Novel way to model conditions that impact the lymph system developed
Posted: 11 March 2022 | Ria Kakkad (Drug Target Review) | No comments yet
Researchers at Texas A&M University have applied organ-on-chip models to the lymph system to create the first lymphangion-chip.
Researchers at Texas A&M University, US have taken organ-on-chip models and applied them to the lymph system, creating the first lymphangion-chip. Currently, there is little research focused on understanding mechanisms and drug discovery of lymphatic vascular diseases. However the study, which was recently published in Lab on a Chip, allows for better understanding of the mechanical forces that regulate lymphatic physiology and pathophysiology, what mechanisms result in lymphedema and potential new drug targets.
“The most exciting part of this research is that it is allowing us to now push the organ-on-chip in directions where finding cures for rare and orphan diseases is possible with less effort and money,” said Dr Abhishek Jain, Assistant Professor in the Department of Biomedical Engineering at Texas A&M University.
To create the new lymphangion-chip device, the researchers developed a technique to create microfluidic cylindrical blood or lymphatic vessels consisting of endothelial cells, which line blood vessels.
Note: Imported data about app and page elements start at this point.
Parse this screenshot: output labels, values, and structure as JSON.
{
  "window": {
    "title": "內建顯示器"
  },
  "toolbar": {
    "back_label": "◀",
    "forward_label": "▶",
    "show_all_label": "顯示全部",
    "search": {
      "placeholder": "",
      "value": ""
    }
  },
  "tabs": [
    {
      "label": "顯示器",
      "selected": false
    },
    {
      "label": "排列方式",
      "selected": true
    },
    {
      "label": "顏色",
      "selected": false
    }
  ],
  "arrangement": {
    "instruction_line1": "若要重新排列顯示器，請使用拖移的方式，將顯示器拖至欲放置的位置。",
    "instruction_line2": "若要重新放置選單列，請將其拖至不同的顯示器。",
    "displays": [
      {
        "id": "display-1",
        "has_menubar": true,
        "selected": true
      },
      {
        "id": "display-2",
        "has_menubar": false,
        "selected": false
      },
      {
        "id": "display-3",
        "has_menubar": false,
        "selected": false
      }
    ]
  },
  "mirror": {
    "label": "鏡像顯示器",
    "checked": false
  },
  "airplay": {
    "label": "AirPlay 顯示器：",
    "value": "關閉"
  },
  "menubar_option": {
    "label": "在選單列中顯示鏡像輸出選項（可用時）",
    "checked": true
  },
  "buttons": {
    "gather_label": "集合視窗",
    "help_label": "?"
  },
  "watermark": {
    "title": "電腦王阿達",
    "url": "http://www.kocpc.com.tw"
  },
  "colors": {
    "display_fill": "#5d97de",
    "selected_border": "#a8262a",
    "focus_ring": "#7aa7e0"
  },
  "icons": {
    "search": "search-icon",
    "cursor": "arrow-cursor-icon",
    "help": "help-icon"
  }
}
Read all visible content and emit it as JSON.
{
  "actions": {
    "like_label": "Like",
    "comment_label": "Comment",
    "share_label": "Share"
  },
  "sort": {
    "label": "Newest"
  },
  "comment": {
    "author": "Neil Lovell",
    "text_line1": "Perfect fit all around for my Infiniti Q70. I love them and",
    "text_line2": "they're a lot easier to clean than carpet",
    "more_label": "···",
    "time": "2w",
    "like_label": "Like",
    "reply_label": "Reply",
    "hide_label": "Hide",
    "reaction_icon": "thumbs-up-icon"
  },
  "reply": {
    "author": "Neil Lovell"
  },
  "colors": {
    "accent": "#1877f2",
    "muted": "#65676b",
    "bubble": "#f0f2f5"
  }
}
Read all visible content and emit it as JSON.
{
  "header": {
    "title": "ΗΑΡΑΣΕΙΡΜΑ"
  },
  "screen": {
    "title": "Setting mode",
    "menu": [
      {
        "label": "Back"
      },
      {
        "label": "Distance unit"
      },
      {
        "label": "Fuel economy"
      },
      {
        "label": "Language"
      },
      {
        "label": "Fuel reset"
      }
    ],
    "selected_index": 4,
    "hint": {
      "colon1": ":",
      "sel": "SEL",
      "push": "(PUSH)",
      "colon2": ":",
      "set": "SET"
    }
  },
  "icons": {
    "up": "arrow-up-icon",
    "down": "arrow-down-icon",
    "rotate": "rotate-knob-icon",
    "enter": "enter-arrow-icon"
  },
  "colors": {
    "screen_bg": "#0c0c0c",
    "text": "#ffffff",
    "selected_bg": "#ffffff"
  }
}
They could then use this technique to create a co-cultured multicellular lymphangion, the functional unit of a lymph vessel and successfully recreate a typical section of a lymphatic transport vessel in vitro.
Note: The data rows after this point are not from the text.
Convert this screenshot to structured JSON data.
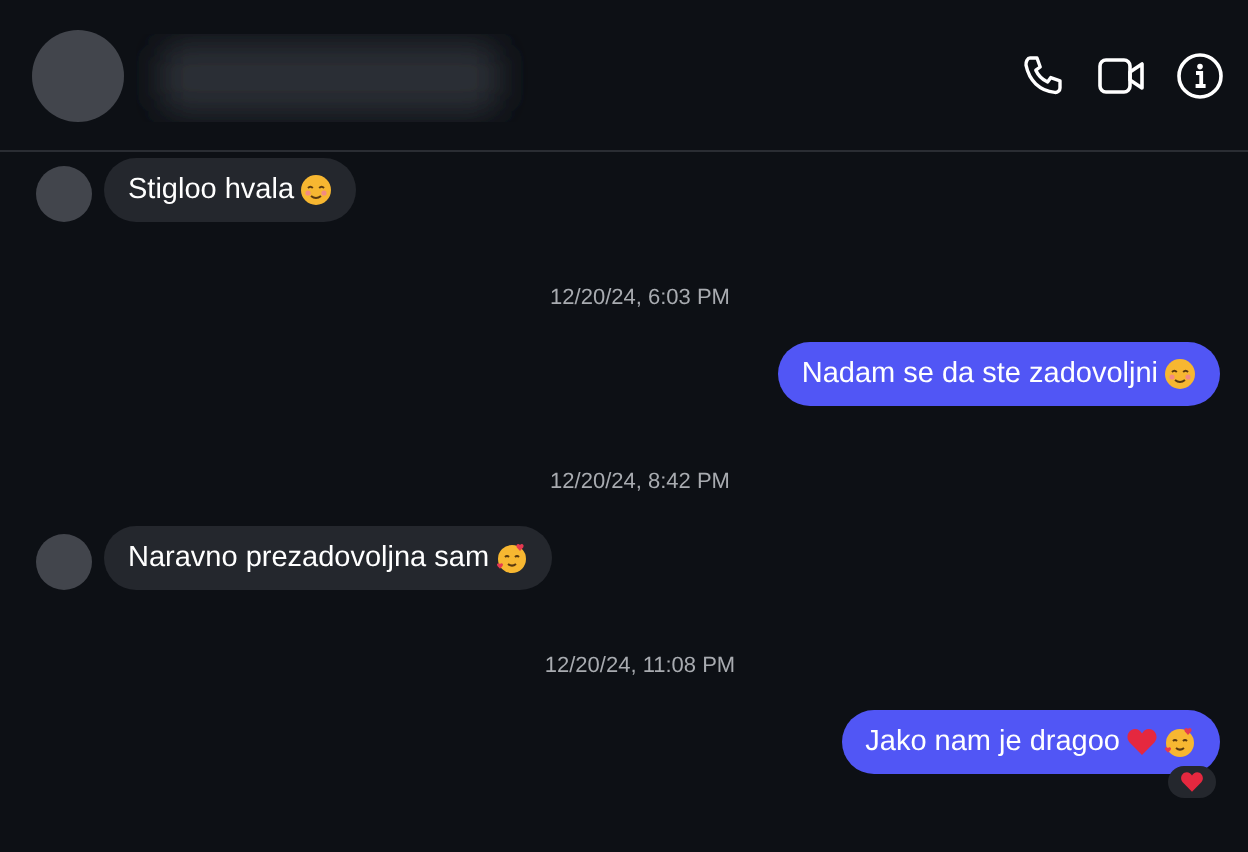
{
  "header": {
    "actions": [
      {
        "kind": "call"
      },
      {
        "kind": "video"
      },
      {
        "kind": "info"
      }
    ]
  },
  "messages": [
    {
      "kind": "incoming",
      "text": "Stigloo hvala",
      "emojis": [
        {
          "kind": "blush"
        }
      ]
    },
    {
      "kind": "timestamp",
      "text": "12/20/24, 6:03 PM"
    },
    {
      "kind": "outgoing",
      "text": "Nadam se da ste zadovoljni",
      "emojis": [
        {
          "kind": "blush"
        }
      ]
    },
    {
      "kind": "timestamp",
      "text": "12/20/24, 8:42 PM"
    },
    {
      "kind": "incoming",
      "text": "Naravno prezadovoljna sam",
      "emojis": [
        {
          "kind": "hearts-face"
        }
      ]
    },
    {
      "kind": "timestamp",
      "text": "12/20/24, 11:08 PM"
    },
    {
      "kind": "outgoing",
      "text": "Jako nam je dragoo",
      "emojis": [
        {
          "kind": "heart"
        },
        {
          "kind": "hearts-face"
        }
      ],
      "reaction": {
        "kind": "heart"
      }
    }
  ]
}
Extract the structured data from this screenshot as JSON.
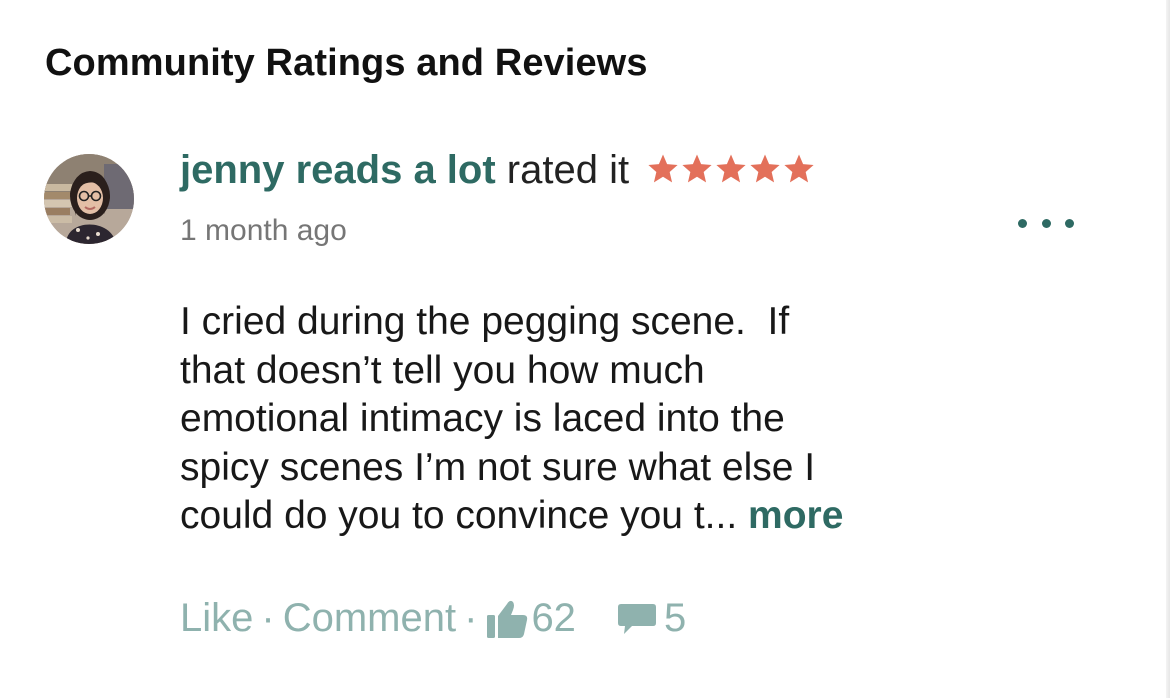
{
  "section": {
    "title": "Community Ratings and Reviews"
  },
  "review": {
    "reviewer_name": "jenny reads a lot",
    "rated_text": "rated it",
    "rating": 5,
    "rating_max": 5,
    "star_color": "#e3705a",
    "timestamp": "1 month ago",
    "body_lines": [
      "I cried during the pegging scene.  If",
      "that doesn’t tell you how much",
      "emotional intimacy is laced into the",
      "spicy scenes I’m not sure what else I",
      "could do you to convince you t... "
    ],
    "more_label": "more",
    "like_label": "Like",
    "separator": "·",
    "comment_label": "Comment",
    "likes_count": "62",
    "comments_count": "5",
    "icons": {
      "menu": "more-horizontal-icon",
      "like": "thumbs-up-icon",
      "comment": "speech-bubble-icon"
    }
  },
  "colors": {
    "accent": "#2e6a63",
    "muted_accent": "#8fb2ae",
    "star": "#e3705a"
  }
}
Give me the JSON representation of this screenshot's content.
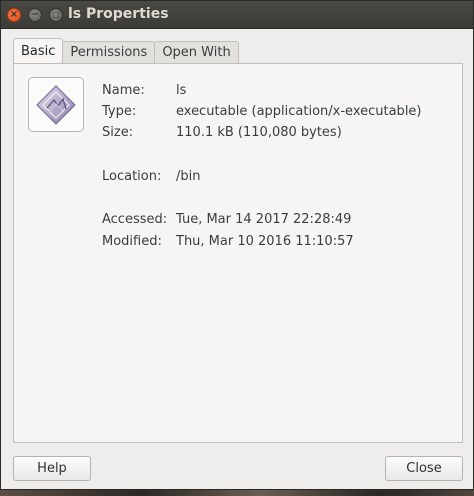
{
  "window": {
    "title": "ls Properties",
    "controls": {
      "close": "×",
      "minimize": "−",
      "maximize": "□"
    }
  },
  "tabs": [
    {
      "label": "Basic",
      "active": true
    },
    {
      "label": "Permissions",
      "active": false
    },
    {
      "label": "Open With",
      "active": false
    }
  ],
  "file": {
    "icon": "executable-file-icon",
    "name_label": "Name:",
    "name": "ls",
    "type_label": "Type:",
    "type": "executable (application/x-executable)",
    "size_label": "Size:",
    "size": "110.1 kB (110,080 bytes)",
    "location_label": "Location:",
    "location": "/bin",
    "accessed_label": "Accessed:",
    "accessed": "Tue, Mar 14 2017 22:28:49",
    "modified_label": "Modified:",
    "modified": "Thu, Mar 10 2016 11:10:57"
  },
  "buttons": {
    "help": "Help",
    "close": "Close"
  },
  "colors": {
    "close_button": "#df4a16",
    "titlebar": "#3c3b37",
    "window_bg": "#efedec"
  }
}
The project is in collaboration with Dr David Zawieja from the Texas A&M College of Medicine. “Collaborations with Dr Zawieja and others in the department played a crucial role,” Jain said. “They introduced me to this topic and provide their longstanding expertise that has made it possible for us to create this new organ-on-chip platform and now advance it in these exciting directions using contemporary experimental models… We can help the pharma industry to invest in this platform and find a cure for lymphedema that impacts millions of people.”
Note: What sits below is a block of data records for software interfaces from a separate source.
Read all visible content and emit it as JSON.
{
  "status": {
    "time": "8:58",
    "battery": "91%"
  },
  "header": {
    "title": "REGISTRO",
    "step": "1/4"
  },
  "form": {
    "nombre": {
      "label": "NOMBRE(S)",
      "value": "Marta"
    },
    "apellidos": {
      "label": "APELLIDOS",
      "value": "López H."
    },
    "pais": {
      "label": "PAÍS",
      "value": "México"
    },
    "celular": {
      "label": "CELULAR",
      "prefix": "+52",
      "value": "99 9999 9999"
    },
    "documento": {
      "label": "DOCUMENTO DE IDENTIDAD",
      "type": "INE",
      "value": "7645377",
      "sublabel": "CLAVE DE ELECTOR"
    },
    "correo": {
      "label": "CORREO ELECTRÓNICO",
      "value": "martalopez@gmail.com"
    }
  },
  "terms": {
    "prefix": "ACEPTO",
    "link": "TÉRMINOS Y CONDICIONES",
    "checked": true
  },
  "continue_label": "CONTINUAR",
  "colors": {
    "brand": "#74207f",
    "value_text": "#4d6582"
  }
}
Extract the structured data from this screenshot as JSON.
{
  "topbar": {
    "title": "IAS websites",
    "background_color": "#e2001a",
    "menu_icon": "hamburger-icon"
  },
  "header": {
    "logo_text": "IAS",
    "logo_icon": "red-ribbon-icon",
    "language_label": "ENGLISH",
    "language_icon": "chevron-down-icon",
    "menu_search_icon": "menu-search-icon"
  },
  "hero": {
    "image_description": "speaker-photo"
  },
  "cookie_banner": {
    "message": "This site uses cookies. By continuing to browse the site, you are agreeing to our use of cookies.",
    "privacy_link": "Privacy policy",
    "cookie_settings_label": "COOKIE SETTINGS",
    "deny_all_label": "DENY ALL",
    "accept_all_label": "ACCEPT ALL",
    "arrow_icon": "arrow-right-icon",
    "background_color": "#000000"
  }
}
Cell Cultures, Disease Research, Drug Leads, In Vitro, Organ-on-a-Chip
lymphatic vascular diseases
Texas A&M College of Medicine
Dr Abhishek Jain, Dr David Zawieja